The goal of this law is to express the constitutionally stipulated order to promote equal treatment of men and women. However, the law does not address the actual causes raised in the justification of the law. The law intercedes only indirectly and does not change the existing situation. In addition, in practice, both the right to information and companies’ obligation to report shall result in considerable bureaucratic expenditure without being of any actual use for the employees (for individuals’ right, see: J. Bauer/S. Romero, Der individuelle Auskunftsanspruch nach dem Entgelttransparenzgesetz [The individual right to information according to the payment transparency law], NZA 2017, p. 409 (413)). Disclosing employee data also poses problems related to data privacy law and can thus quickly constitute an encroachment upon the rights of those concerned. It shall be the companies’ responsibility to fulfil both their data protection duties and their obligation to report. In addition, the right to information shall (at first) effect only larger companies. Therefore, in the end, many female employees shall not be able to benefit from the intended transparency because they are employees in smaller companies.

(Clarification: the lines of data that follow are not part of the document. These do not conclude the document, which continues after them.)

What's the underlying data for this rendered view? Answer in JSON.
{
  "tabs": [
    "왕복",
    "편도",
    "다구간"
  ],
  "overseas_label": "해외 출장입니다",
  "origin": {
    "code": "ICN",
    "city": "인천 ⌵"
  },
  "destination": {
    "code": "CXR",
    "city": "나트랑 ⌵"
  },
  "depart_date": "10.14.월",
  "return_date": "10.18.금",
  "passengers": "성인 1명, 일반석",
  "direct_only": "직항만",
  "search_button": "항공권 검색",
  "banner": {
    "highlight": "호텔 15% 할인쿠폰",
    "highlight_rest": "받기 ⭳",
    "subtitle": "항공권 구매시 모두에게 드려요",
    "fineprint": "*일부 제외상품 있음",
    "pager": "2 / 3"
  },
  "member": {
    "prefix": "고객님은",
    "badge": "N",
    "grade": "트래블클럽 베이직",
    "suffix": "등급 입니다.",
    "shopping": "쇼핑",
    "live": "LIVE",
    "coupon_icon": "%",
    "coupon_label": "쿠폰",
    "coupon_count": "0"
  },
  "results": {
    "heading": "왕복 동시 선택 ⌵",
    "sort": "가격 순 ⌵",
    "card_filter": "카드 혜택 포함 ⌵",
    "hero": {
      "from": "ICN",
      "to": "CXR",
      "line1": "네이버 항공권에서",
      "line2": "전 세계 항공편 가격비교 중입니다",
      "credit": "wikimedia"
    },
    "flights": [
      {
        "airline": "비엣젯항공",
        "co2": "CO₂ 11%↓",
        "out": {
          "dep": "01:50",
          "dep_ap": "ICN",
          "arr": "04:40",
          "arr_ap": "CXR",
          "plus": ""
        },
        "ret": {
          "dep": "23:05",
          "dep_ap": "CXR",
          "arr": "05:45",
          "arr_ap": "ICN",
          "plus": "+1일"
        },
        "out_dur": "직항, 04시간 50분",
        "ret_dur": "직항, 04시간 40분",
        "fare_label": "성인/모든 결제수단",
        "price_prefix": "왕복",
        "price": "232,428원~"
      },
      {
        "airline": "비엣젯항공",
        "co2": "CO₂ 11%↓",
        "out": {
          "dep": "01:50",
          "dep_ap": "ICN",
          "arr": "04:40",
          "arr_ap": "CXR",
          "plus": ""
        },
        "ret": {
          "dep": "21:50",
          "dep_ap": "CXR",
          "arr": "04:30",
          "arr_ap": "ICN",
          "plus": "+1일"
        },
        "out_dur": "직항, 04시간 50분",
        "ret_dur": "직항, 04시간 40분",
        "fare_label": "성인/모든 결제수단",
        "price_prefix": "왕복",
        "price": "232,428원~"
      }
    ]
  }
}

Companies are expected to adapt to the new legal requirements and implement them as they see fit. Companies’ reputations could benefit from a positive attitude in relation to the law on equal payment.